::: DATA FOR REVIEW :::

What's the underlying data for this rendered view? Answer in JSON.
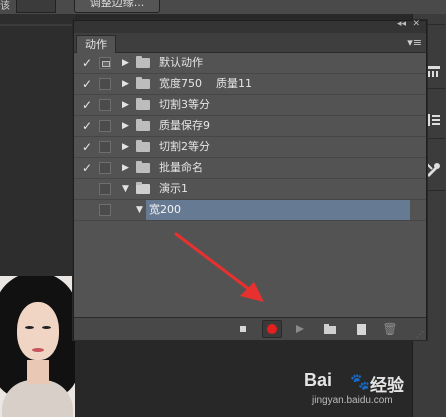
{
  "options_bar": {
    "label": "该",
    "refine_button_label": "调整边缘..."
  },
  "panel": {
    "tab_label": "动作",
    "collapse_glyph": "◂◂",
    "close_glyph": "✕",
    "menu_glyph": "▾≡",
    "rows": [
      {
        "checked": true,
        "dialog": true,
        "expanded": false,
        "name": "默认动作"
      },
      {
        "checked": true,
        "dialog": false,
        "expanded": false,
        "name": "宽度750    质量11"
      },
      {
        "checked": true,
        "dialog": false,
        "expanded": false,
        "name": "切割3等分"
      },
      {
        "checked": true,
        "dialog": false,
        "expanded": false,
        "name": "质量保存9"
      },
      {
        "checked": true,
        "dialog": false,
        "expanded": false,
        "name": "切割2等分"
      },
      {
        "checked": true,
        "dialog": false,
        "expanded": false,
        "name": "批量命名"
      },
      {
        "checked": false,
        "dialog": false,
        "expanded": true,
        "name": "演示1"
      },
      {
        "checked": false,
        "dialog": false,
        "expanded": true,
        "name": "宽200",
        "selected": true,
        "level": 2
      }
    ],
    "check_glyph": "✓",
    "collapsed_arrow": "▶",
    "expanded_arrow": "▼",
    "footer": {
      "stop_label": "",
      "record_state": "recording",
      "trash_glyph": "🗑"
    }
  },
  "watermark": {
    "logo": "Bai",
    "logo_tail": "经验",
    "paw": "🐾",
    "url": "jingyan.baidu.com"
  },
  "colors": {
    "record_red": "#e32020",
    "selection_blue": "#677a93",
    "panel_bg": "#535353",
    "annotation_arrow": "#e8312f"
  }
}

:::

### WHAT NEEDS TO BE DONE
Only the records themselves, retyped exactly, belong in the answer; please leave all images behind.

### SOLUTION TO THIS TASK
What's the underlying data for this rendered view? Answer in JSON.
{
  "options_bar": {
    "label": "该",
    "refine_button_label": "调整边缘..."
  },
  "panel": {
    "tab_label": "动作",
    "collapse_glyph": "◂◂",
    "close_glyph": "✕",
    "menu_glyph": "▾≡",
    "rows": [
      {
        "checked": true,
        "dialog": true,
        "expanded": false,
        "name": "默认动作"
      },
      {
        "checked": true,
        "dialog": false,
        "expanded": false,
        "name": "宽度750    质量11"
      },
      {
        "checked": true,
        "dialog": false,
        "expanded": false,
        "name": "切割3等分"
      },
      {
        "checked": true,
        "dialog": false,
        "expanded": false,
        "name": "质量保存9"
      },
      {
        "checked": true,
        "dialog": false,
        "expanded": false,
        "name": "切割2等分"
      },
      {
        "checked": true,
        "dialog": false,
        "expanded": false,
        "name": "批量命名"
      },
      {
        "checked": false,
        "dialog": false,
        "expanded": true,
        "name": "演示1"
      },
      {
        "checked": false,
        "dialog": false,
        "expanded": true,
        "name": "宽200",
        "selected": true,
        "level": 2
      }
    ],
    "check_glyph": "✓",
    "collapsed_arrow": "▶",
    "expanded_arrow": "▼",
    "footer": {
      "stop_label": "",
      "record_state": "recording",
      "trash_glyph": "🗑"
    }
  },
  "watermark": {
    "logo": "Bai",
    "logo_tail": "经验",
    "paw": "🐾",
    "url": "jingyan.baidu.com"
  },
  "colors": {
    "record_red": "#e32020",
    "selection_blue": "#677a93",
    "panel_bg": "#535353",
    "annotation_arrow": "#e8312f"
  }
}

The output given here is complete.